Wells Fargo (NYSE:WFC) stock closed down close to 10% on June 11 as Federal Reserve Chairman Jerome Powell reconfirmed his commitment to be accommodative, in light of a negative outlook for the economy. That’s a dark omen for bank stocks in general. Although he stated the pace of monetary policy changes will be data-dependent, signs indicate a possibility that the Federal Funds target rate will be between 0 and 0.25 until 2022.
He also anticipates that the recovery may start towards the second half of the year, but does not expect unemployment will be lower than 9% by year-end. This is especially difficult for Wells Fargo, as the general health of the overall economy is key to profitability in their business’ lines.
To expand on that, on June 10 CFO John Shrewsberry spoke about the current state of the bank at the Virtual U.S. Financials Conference. He stated that in first-quarter demands for mortgages, and credit card activity was down, but auto loan demand is starting to increase.
Earlier in the quarter, commercial clients drew down their credit lines to create cushion, but that pattern of behavior has abated save for the replacement of other debts on their balance sheets.
Wells Fargo Stock May Get Volatile
Rising rate expectations are generally seen as a sign of a strengthening economy. When people are more confident, they are more likely to borrow, which creates revenue for banks.
The opposite is also true. It’s no surprise that, with 20 million jobs lost since February, revenue dependent on those incomes has declined. Credit card volumes are down 30% compared to the same week a year ago, and down in tens of percent for credit card spend. The usual areas are showing stress. Oil and gas retail corporate clients are asking for covenant relief and loan workouts. Wells services higher proportion of GNMA mortgages than average banks, and because they make it easier to request through simpler underwriting, they have had a higher ratio of forbearance rate than other banks. In total, about 20% of the balance of accounts are in forbearance.

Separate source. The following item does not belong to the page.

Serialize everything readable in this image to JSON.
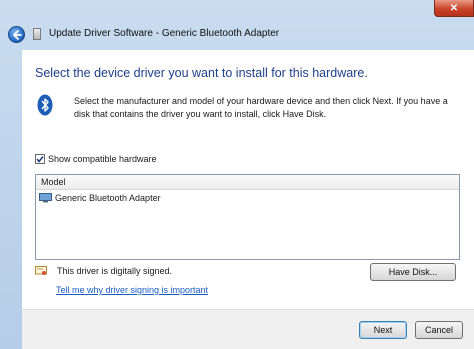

Wells Fargo stock will be in for some volatility in the near term as the bank focuses on becoming more defensive. The bank expects the need to modify some mortgages, but the impact will hopefully not be as bad as it was during the great recession. Home equity loan origination will be curtailed, and it has stopped working with smaller independent auto dealers. Generally, it will be taking a more defensive posture on underwriting.
The biggest news is that more cash will need to be put aside for loss reserves in Q2 in an amount greater than anticipated.
Profitability will be predicated on where the 10-year treasury rate will trend. At 1%, the bank expects to receive between $41 billion and $42 billion in net interest income, which would be 11% lower year over year.
CFO John Shrewsberry stated the company is “doing everything they can to delivering against the commitments they made to the satisfaction of the fed” referring to the 1.952 Trillion asset caps. There is no specific timeframe. There is nothing new they have to do. Those commitments are “uniform high-quality operational risk and compliance activity” across the company. They must also manage risk appropriately.
Addressing Their Costs
There is some good news. There is an expectation that refinancing activity will further strengthen. They expect investment banking to outperform expectations in Q2, just like Q1.
Moving forward, CEO Charles Scharf recognizes that they improving operating efficiency, and thus reducing expenses is their key to “winning” in the future. They may be looking at layoffs in the latter part of the year. They are looking closely at how automation can drive some cost containment projects, but they will need to make sure they have proper mechanisms to manage risk and control correctly through that transition.
As investors digest the possibility of a second wave of Covid-19 outbreaks, it appears that they are discounting heavily cyclical stocks like Wells Fargo. Although management is looking at the right things, they will need help through a change in consumer confidence, raising rates, and a reprieve from their asset-cap-penalty-box. For these reasons WFC may not be a good opportunity now, but looks to be a good opportunity from a value standpoint over the long-run, once the health crises is abated.
As of the time of writing of this article, Emmanuel Henson did not own share in Wells Fargo.